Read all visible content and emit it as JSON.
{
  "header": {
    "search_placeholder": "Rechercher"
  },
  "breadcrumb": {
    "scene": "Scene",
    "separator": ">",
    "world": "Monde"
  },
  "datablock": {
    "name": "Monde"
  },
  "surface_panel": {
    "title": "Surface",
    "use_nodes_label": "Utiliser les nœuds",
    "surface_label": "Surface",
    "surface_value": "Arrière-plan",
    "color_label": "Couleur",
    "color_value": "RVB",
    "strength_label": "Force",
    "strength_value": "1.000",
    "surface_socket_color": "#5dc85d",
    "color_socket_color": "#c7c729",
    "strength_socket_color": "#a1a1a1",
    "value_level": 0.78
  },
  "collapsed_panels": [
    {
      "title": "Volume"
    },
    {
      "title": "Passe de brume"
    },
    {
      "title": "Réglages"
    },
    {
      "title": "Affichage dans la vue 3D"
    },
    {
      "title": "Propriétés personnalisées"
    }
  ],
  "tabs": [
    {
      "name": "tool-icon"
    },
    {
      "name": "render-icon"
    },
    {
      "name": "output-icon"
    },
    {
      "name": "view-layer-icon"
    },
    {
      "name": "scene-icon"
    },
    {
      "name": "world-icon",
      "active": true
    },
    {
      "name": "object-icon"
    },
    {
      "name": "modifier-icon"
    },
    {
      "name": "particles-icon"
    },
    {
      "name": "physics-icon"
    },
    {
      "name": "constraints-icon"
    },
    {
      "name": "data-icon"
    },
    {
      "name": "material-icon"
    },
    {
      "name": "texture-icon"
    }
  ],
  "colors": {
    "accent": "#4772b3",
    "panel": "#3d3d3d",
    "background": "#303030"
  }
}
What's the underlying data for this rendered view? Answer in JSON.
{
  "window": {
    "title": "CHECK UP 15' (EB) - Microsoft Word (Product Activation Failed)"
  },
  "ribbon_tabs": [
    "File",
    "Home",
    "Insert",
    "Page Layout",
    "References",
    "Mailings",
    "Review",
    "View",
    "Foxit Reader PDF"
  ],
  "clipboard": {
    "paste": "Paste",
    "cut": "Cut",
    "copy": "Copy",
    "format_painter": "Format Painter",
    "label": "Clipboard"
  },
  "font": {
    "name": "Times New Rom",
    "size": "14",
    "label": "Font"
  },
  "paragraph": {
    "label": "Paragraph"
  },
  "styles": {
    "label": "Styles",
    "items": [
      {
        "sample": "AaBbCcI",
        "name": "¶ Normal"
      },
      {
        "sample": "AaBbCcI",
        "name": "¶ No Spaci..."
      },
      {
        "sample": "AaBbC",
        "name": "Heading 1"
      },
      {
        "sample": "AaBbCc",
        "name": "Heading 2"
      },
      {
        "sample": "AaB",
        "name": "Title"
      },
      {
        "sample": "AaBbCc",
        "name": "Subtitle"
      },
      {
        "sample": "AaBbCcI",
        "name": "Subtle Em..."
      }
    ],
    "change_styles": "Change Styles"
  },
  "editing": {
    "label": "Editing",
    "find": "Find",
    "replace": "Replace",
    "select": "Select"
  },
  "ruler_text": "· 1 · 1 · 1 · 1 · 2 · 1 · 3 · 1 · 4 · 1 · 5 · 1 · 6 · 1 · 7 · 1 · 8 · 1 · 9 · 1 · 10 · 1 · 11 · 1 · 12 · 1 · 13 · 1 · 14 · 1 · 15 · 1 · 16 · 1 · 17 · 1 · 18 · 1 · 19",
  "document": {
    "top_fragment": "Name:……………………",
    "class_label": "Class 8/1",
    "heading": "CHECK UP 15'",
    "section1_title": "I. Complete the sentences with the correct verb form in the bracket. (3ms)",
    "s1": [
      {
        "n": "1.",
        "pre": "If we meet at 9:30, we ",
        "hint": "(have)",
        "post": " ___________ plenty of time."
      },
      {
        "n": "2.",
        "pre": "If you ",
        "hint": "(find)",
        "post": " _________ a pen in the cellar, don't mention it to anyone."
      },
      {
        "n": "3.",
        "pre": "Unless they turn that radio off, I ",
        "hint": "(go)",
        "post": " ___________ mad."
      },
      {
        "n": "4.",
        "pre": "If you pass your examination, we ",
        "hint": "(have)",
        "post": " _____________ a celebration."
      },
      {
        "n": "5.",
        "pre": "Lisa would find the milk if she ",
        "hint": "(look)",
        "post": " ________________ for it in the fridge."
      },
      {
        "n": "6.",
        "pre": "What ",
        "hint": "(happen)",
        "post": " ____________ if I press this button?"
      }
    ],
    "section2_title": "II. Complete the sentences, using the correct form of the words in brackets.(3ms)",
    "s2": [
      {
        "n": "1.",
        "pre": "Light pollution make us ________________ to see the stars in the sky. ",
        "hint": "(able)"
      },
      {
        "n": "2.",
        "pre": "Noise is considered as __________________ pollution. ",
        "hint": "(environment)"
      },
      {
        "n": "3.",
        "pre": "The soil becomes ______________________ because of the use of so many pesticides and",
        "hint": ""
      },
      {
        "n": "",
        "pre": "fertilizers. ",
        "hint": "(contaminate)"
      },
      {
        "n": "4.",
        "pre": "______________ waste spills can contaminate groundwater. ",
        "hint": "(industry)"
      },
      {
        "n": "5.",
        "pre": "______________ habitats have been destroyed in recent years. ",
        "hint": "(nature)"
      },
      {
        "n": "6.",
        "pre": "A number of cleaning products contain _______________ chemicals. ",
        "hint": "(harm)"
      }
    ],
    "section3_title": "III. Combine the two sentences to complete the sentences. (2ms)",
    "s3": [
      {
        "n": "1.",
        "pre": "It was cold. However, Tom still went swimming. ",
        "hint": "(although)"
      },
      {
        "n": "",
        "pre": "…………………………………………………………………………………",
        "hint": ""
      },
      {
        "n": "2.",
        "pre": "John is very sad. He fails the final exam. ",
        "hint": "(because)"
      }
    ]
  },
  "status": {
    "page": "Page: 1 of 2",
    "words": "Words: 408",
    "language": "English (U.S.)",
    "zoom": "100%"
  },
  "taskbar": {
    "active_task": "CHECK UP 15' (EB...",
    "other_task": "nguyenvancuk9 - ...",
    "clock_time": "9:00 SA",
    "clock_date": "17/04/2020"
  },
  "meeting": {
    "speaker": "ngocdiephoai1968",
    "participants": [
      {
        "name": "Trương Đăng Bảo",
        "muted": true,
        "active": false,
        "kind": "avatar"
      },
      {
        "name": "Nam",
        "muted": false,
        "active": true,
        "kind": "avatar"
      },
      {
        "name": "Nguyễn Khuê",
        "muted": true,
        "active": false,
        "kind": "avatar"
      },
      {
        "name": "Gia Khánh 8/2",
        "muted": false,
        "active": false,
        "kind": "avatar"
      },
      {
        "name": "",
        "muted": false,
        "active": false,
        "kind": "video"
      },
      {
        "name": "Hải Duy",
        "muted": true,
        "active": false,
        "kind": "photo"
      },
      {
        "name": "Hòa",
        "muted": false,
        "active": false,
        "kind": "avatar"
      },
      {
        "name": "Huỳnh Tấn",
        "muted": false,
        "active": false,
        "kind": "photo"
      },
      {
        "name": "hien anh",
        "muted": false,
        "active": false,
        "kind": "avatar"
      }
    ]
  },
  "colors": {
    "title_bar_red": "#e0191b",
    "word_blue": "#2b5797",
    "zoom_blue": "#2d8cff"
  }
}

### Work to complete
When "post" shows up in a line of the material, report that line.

### Task answer
        "post": " ___________ plenty of time."
        "post": " _________ a pen in the cellar, don't mention it to anyone."
        "post": " ___________ mad."
        "post": " _____________ a celebration."
        "post": " ________________ for it in the fridge."
        "post": " ____________ if I press this button?"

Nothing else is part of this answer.